Eat whatever you want (in moderation). I LOVE desserts. And part of quitting dieting meant that I would no longer deprive myself of them. At the dining hall we only got dessert a couple days per week, so I could either have something there (like a small piece of cheesecake, brownie, or cookie) or I could “save” my dessert and go to the local ice cream shack. Many evenings my friends and I would walk into town (about a mile away) and get an ice cream there!
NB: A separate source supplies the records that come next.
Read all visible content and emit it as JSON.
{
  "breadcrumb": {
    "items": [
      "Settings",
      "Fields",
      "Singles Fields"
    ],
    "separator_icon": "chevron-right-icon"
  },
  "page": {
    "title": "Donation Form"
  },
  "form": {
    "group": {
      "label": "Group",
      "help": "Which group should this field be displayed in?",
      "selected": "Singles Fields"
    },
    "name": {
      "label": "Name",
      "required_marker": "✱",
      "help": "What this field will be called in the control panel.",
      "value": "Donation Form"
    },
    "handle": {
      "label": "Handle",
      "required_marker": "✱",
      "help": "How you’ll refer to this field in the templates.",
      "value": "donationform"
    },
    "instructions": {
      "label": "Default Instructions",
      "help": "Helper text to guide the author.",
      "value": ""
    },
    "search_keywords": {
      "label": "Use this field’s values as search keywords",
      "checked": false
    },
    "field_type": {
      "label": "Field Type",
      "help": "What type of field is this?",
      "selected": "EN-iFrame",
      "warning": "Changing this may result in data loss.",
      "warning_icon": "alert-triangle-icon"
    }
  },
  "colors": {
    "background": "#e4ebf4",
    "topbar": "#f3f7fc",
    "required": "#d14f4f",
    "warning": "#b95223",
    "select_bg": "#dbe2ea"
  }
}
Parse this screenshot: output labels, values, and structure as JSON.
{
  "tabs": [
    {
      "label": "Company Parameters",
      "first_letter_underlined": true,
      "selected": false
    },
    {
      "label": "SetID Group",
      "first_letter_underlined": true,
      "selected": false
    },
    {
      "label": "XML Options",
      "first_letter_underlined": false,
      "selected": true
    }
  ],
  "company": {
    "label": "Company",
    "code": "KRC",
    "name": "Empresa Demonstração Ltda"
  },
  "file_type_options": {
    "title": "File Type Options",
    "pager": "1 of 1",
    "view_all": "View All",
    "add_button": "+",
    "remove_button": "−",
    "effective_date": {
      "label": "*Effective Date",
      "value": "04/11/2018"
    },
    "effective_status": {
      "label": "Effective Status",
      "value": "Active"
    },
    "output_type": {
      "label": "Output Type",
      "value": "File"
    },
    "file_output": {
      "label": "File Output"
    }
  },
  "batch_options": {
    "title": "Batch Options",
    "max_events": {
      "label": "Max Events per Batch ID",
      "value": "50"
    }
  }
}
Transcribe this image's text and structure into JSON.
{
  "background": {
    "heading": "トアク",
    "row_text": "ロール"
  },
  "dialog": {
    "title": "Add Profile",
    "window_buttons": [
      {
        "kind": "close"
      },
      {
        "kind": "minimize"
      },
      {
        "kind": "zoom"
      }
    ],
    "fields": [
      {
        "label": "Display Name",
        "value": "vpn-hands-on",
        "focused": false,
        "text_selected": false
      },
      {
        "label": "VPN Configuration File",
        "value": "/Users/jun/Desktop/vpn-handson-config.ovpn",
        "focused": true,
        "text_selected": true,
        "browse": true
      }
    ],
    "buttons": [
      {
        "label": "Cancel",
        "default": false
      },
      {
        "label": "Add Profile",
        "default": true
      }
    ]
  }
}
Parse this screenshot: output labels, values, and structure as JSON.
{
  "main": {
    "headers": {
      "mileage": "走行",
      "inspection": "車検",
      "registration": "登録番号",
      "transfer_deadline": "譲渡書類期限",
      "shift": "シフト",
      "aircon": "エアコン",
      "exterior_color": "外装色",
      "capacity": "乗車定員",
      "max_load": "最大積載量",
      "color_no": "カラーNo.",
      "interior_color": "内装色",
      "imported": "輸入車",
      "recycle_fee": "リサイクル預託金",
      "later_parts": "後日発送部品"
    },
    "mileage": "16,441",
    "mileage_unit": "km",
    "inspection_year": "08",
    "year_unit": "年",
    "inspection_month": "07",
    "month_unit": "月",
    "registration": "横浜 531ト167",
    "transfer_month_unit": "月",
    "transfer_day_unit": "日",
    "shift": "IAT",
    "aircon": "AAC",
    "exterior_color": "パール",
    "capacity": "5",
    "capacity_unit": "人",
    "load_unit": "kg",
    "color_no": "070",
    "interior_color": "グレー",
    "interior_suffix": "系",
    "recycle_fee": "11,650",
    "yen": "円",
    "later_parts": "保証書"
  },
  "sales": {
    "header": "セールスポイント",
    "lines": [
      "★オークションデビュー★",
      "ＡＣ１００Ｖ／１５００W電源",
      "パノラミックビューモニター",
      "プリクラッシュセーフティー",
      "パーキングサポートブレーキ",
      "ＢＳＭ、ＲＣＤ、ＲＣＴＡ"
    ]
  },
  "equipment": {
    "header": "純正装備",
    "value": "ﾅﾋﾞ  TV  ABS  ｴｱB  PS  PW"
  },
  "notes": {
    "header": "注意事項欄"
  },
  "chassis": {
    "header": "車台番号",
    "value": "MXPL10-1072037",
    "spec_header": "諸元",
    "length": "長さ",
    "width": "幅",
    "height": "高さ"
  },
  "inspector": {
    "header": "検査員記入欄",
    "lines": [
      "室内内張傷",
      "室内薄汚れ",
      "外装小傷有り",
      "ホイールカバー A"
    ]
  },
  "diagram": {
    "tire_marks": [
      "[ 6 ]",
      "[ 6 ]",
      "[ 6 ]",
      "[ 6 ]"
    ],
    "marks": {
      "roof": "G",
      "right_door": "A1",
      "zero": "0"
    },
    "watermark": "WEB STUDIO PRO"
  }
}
Forgive yourself. I remember the first few weeks after I quit dieting, I was doing so well. There may have been a couple days that I ate a little too much, but for the most part I felt like a different person. Then one night I somehow bought myself a big bag of Swedish fish at the penny candy counter. I ate way too many. I felt SO sick. I was incredibly disappointed that I binged… but instead of waking up the next day and restricting myself (like I used to do) I reminded myself that I had made a promise. I had quit dieting. So I got out of bed, threw on a sweat shirt and a smile, and I ate a balanced breakfast. I got on with my life. I didn’t let one mistake ruin all the progress I had already made. It happened again… and again… but these little mistakes seemed to happen less and less often.
Really LIVE your life. I learned a LOT that summer. I learned HOW to eat. I overcame over/under eating, but most importantly I found food freedom. I learned how to quiet those voices in my head- the ones that were obsessed with food and dieting and weight… I learned that life is SO much more than that. I made friendships. I laughed (a lot). I spent a lot of time with Mitch (my then close friend, my now boyfriend!!). I made so many memories. I learned that Skittles taste better when you eat them with your friends, and popcorn is more fun when your tossing it into each other’s mouths. Ice cream is sweeter when it’s dripping down your arm on a hot summer’s night and you’re not worrying about it. And pizza is better when you eat it on the beach with people you care about (although it can get a little sandy!). The point is, LIFE includesfood, but life is not food. And really learning that has changed my life.
There you have it! The top 5 things that DRAMATICALLY changed my relationship with food. That summer set the foundation for how I eat today. Seven years later and I still believe those principles are KEY to getting (and staying!) healthy & HAPPY!!